  A response to depression far more difficult to experience than it is to write about   About 15 years ago, over a period of months, I begged the Lord to heal me of chronic depression. The initial benefit of anti-depressants had waned.  Counseling hadn’t alleviated my burden.  And God’s response to my pleading was silence. I recall the day in 2003 when my perspective shifted. I concluded that the sovereignty of God is either a sterile doctrine or a dynamic reality.  Could I trust Him with my propensity for despondency?  What were the implications of the fact that He had not heeded my cries for direct intervention, and that the more common means of grace weren’t working?  Was this my “thorn in the flesh” to keep me humble and dependent? Did I really believe Psalm 103:19: “The Lord has established His throne in the heavens, and His sovereignty rules over all”? That’s when the slant of my prayers also changed. Through tears, I surrendered my desire to be more emotionally whole. I prayed words similar to these:  “Father, if You choose not to lift this veil of darkness, I accept that. I’m yours. You’re still good.  You know what …

SUFFERING SEEN THROUGH THE LENS OF SCRIPTURE

Vaneetha Risner’s The Scars That Have Shaped Me   I am not defined by what people have done or said to me. I am defined by who I am in Christ. God uses all of our suffering for our joy and for his glory. God’s refusals are always his mercies. When my life spins out of control, I need to remember God’s absolute sovereignty. It comes down to trust. Will I trust my circumstances that constantly change, or God who is unchanging? God sees our lowest moments as our spiritual highs because that’s when he is doing the deepest work in us. The most precious answer God can give is to wait. It makes me cling to him rather than to an outcome. Anything that makes me dependent on God is a good thing, perhaps the best thing.   Pious Platitudes or Timeless Truths? Often, when I read remarks of that sort, they come across as glib spirituality, unrealistic bromides offered by someone who hasn’t been burned by the flames of real affliction.

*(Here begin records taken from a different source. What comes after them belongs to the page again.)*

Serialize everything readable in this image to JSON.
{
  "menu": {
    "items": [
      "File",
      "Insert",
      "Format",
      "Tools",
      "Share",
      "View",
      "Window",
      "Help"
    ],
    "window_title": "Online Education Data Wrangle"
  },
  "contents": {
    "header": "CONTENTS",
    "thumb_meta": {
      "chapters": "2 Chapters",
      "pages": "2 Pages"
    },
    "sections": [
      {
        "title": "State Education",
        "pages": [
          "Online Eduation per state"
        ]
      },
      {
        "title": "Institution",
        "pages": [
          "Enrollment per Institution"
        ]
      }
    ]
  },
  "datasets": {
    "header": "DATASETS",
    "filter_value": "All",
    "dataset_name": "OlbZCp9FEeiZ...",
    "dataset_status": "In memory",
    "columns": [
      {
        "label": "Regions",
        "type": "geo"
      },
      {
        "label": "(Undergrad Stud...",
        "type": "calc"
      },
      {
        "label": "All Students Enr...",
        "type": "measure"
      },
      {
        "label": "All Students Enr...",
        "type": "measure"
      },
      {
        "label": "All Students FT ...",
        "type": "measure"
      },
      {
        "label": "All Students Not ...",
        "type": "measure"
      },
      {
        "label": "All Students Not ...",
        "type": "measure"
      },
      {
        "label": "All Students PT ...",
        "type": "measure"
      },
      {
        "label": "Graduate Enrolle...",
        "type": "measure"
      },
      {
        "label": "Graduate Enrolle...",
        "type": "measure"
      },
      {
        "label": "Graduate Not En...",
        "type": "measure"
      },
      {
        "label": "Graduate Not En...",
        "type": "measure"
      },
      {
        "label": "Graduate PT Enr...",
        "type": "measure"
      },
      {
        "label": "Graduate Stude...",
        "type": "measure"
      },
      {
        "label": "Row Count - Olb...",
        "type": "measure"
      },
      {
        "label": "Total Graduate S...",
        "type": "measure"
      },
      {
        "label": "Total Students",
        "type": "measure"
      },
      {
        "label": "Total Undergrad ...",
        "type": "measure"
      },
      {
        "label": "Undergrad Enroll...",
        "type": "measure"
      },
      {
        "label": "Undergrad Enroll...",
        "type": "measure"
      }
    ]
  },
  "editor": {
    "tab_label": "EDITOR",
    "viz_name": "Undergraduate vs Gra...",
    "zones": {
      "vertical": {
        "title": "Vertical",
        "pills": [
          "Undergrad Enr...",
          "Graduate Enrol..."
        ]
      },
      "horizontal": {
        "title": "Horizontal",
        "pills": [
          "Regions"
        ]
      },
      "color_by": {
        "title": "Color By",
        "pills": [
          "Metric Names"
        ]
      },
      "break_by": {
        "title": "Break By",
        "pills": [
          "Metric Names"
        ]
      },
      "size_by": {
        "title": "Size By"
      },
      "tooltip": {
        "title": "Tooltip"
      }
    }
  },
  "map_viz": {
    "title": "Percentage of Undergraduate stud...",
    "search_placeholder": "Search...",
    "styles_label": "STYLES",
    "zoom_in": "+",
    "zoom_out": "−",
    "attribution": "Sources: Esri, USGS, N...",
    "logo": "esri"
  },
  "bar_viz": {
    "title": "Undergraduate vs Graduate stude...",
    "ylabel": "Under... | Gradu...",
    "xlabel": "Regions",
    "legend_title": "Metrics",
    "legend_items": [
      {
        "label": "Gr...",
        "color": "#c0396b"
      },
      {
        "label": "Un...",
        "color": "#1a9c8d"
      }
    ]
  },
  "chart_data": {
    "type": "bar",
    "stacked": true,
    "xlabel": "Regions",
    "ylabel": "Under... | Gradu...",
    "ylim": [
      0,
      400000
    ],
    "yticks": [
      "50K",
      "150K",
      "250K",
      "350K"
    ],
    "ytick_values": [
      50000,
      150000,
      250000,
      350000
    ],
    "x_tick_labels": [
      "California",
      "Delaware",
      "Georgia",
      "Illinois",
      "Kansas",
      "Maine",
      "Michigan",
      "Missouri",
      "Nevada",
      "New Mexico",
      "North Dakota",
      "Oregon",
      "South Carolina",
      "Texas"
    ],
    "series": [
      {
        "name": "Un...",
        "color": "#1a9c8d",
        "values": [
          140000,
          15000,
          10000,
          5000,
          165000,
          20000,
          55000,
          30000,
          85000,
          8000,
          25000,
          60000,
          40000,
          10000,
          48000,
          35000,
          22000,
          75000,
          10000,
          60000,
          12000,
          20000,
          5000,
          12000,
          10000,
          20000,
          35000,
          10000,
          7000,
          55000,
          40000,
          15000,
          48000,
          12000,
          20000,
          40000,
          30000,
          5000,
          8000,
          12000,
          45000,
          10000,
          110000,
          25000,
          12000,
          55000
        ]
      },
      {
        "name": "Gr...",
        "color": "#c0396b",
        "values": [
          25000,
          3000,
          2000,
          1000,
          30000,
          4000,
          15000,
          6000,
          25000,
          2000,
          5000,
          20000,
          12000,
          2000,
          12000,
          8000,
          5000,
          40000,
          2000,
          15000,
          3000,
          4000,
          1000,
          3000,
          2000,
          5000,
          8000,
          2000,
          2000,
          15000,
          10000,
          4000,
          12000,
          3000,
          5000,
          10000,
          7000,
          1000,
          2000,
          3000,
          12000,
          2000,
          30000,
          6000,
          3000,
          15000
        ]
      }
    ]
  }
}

But when these statements spring from the mind and heart of Vaneetha Risner, that’s patently not the case. Those are just a few of the sentences that …